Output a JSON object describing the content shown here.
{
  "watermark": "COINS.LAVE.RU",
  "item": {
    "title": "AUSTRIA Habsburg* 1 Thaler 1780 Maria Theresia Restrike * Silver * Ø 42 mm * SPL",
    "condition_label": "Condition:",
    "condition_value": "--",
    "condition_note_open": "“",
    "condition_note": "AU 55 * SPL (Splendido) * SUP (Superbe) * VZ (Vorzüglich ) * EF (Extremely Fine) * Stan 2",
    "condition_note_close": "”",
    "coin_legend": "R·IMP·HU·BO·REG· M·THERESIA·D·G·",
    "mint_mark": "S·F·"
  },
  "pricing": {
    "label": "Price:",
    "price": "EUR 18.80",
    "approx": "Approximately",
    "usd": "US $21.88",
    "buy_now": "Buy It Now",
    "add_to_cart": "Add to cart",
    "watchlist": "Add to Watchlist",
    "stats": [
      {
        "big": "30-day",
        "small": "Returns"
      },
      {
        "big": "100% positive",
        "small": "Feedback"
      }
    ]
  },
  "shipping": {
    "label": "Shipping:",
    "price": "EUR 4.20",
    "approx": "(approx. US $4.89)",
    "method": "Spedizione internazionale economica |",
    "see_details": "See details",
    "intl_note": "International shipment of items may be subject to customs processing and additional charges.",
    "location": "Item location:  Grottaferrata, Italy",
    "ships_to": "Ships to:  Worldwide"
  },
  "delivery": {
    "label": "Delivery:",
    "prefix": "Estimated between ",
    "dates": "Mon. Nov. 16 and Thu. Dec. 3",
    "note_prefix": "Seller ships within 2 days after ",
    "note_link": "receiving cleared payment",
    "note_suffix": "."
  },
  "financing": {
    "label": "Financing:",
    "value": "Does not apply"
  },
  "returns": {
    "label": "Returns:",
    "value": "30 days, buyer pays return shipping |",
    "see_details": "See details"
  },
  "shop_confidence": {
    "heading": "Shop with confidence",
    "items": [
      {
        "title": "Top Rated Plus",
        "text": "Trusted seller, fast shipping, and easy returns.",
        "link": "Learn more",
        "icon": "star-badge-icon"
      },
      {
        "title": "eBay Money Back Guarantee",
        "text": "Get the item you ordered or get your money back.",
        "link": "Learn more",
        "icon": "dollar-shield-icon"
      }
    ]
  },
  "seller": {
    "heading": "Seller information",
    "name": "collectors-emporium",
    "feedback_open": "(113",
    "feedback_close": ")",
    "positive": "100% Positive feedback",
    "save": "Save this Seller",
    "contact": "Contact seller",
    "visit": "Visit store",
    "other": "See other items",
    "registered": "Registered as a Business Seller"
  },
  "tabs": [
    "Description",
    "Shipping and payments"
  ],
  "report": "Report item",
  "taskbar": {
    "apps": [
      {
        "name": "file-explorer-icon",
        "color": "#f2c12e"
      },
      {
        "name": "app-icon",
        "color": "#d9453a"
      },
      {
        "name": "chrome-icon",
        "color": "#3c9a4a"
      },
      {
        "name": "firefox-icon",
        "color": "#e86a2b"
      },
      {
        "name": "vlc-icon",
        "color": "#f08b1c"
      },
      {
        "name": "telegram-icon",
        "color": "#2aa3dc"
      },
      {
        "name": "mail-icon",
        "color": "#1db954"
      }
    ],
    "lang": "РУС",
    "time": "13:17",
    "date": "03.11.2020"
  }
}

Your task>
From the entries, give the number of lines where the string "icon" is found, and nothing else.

Solution for this exercise>
9